++++ Supplied material ++++

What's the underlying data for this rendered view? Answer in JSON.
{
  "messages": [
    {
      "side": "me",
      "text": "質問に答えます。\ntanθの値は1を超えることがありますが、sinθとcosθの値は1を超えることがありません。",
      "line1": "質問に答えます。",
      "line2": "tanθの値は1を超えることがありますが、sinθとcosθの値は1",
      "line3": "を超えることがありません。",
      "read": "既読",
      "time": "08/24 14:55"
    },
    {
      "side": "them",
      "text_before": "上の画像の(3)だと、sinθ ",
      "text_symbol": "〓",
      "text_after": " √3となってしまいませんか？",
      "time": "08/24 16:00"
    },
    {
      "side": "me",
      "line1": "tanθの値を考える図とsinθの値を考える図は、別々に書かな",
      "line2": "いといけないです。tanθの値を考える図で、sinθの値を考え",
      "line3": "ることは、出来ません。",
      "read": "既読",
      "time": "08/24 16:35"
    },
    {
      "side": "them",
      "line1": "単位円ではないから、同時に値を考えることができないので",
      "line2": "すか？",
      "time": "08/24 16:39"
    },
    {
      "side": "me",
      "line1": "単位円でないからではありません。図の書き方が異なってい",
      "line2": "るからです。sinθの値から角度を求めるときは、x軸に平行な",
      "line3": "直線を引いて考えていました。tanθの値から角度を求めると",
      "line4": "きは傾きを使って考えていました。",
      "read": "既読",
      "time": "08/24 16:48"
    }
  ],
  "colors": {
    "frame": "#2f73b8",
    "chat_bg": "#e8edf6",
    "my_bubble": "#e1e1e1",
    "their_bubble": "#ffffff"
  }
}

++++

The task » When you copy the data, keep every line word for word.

Result for this exercise »
What's the underlying data for this rendered view? Answer in JSON.
{
  "messages": [
    {
      "side": "me",
      "text": "質問に答えます。\ntanθの値は1を超えることがありますが、sinθとcosθの値は1を超えることがありません。",
      "line1": "質問に答えます。",
      "line2": "tanθの値は1を超えることがありますが、sinθとcosθの値は1",
      "line3": "を超えることがありません。",
      "read": "既読",
      "time": "08/24 14:55"
    },
    {
      "side": "them",
      "text_before": "上の画像の(3)だと、sinθ ",
      "text_symbol": "〓",
      "text_after": " √3となってしまいませんか？",
      "time": "08/24 16:00"
    },
    {
      "side": "me",
      "line1": "tanθの値を考える図とsinθの値を考える図は、別々に書かな",
      "line2": "いといけないです。tanθの値を考える図で、sinθの値を考え",
      "line3": "ることは、出来ません。",
      "read": "既読",
      "time": "08/24 16:35"
    },
    {
      "side": "them",
      "line1": "単位円ではないから、同時に値を考えることができないので",
      "line2": "すか？",
      "time": "08/24 16:39"
    },
    {
      "side": "me",
      "line1": "単位円でないからではありません。図の書き方が異なってい",
      "line2": "るからです。sinθの値から角度を求めるときは、x軸に平行な",
      "line3": "直線を引いて考えていました。tanθの値から角度を求めると",
      "line4": "きは傾きを使って考えていました。",
      "read": "既読",
      "time": "08/24 16:48"
    }
  ],
  "colors": {
    "frame": "#2f73b8",
    "chat_bg": "#e8edf6",
    "my_bubble": "#e1e1e1",
    "their_bubble": "#ffffff"
  }
}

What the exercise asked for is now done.